2009 has been a tremendous year for farmed animal protection efforts in the United States, as Paul Shapiro made clear in yesterday’s guest blog. It’s also been a comparably important year in Germany, so I invited my friend Mahi Klosterhalfen,Vice President of the Albert Schweitzer Foundation, to tell us about the recent victories in his country. Mahi began his activist work in 2007, with a focus on Germany’s egg industry, after he listened to a podcast I did with Josh Balk about opportunities to put an end to battery cage egg production. Mahi writes:
Over the past two years, we’ve put an end to the worst cruelties associated with Germany’s egg production. Battery cages will be outlawed here next month, and the activist efforts we’ve done over the past year has ensured this ban will have great meaning. Initially, most of the egg industry believed they could skirt the upcoming ban by switching over to “colony cages” —which offer only minimal welfare improvements over battery cages. We made sure that this didn’t happen by convincing the German supermarket chains to go cage-free and by targeting the food industry: The list of food manufacturers who have pledged to go cage-free is growing on a weekly basis.
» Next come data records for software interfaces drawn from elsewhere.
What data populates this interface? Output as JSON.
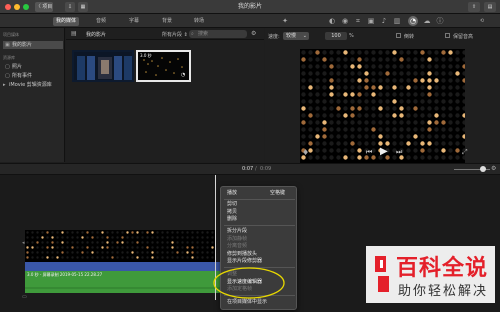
{
  "window": {
    "title": "我的影片"
  },
  "titlebar": {
    "back_label": "〈 项目",
    "share_label": "⇪"
  },
  "toolbar": {
    "tabs": [
      {
        "label": "我的媒体",
        "active": true
      },
      {
        "label": "音频",
        "active": false
      },
      {
        "label": "字幕",
        "active": false
      },
      {
        "label": "背景",
        "active": false
      },
      {
        "label": "转场",
        "active": false
      }
    ]
  },
  "sidebar": {
    "library_header": "项目媒体",
    "project_item": "我的影片",
    "resources_header": "资源库",
    "items": [
      {
        "label": "照片",
        "icon": "photos-icon"
      },
      {
        "label": "所有事件",
        "icon": "events-icon"
      },
      {
        "label": "iMovie 剪辑资源库",
        "icon": "library-icon"
      }
    ]
  },
  "browser": {
    "title": "我的影片",
    "filter_label": "所有片段 ⇕",
    "search_placeholder": "搜索",
    "clip2_duration": "3.0 秒"
  },
  "viewer": {
    "speed_label": "速度:",
    "speed_value": "较慢",
    "speed_percent": "100",
    "percent_sign": "%",
    "reverse_label": "倒转",
    "preserve_pitch_label": "保留音高"
  },
  "timebar": {
    "current": "0:07",
    "separator": "/",
    "total": "0:09"
  },
  "timeline": {
    "audio_clip_label": "3.0 秒 - 屏幕录制 2019-05-15 22.28.27"
  },
  "context_menu": {
    "items": [
      {
        "label": "播放",
        "shortcut": "空格键",
        "enabled": true
      },
      {
        "sep": true
      },
      {
        "label": "剪切",
        "enabled": true
      },
      {
        "label": "拷贝",
        "enabled": true
      },
      {
        "label": "删除",
        "enabled": true
      },
      {
        "sep": true
      },
      {
        "label": "拆分片段",
        "enabled": true
      },
      {
        "label": "添加静帧",
        "enabled": false
      },
      {
        "label": "分离音频",
        "enabled": false
      },
      {
        "label": "修剪到播放头",
        "enabled": true
      },
      {
        "label": "显示片段修剪器",
        "enabled": true
      },
      {
        "sep": true
      },
      {
        "label": "调整",
        "enabled": false
      },
      {
        "label": "显示速度编辑器",
        "enabled": true,
        "highlighted": true
      },
      {
        "label": "添加定格帧",
        "enabled": false
      },
      {
        "sep": true
      },
      {
        "label": "在项目媒体中显示",
        "enabled": true
      }
    ]
  },
  "watermark": {
    "title": "百科全说",
    "subtitle": "助你轻松解决"
  },
  "colors": {
    "green_clip": "#3f9a3b",
    "blue_audio": "#3a57a8",
    "highlight_circle": "#e8d800",
    "watermark_title": "#e4202a",
    "watermark_subtitle": "#333333"
  }
}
It already includes all German pasta producers and many of the largest cookie and cake producers.
The key to these victories is a campaign that builds on what we have learned from Henry Spira: we have built a coalition of eleven animal protection groups—including three of the four biggest organizations in Germany. In addition to assembling this coalition, we constantly stress to companies that our campaigns offer them the opportunity to be publicly praised for meaningful action. We only launch negative campaigns as a last resort, after all efforts at negotiations have failed. And each victory we win puts added pressure on the remaining companies to follow suit.
Progress for farmed animals in Germany is being won on other fronts as well. Other animal protection organizations over here are rapidly putting an end to piglet castration. While factory farms had tried to promote useless painkillers that kicked in after the castration, public pressure has reached the point where the pork industry has begun transitioning to castration-free systems. It now looks like the practice of piglet castration will be abolished here within the next two years.
We have never seen this kind of momentum in Germany before and we’ll work hard to accelerate our progress in 2010.
I can’t begin to express what an inspiration Mahi is to me. He makes achieving huge victories for animals look easy.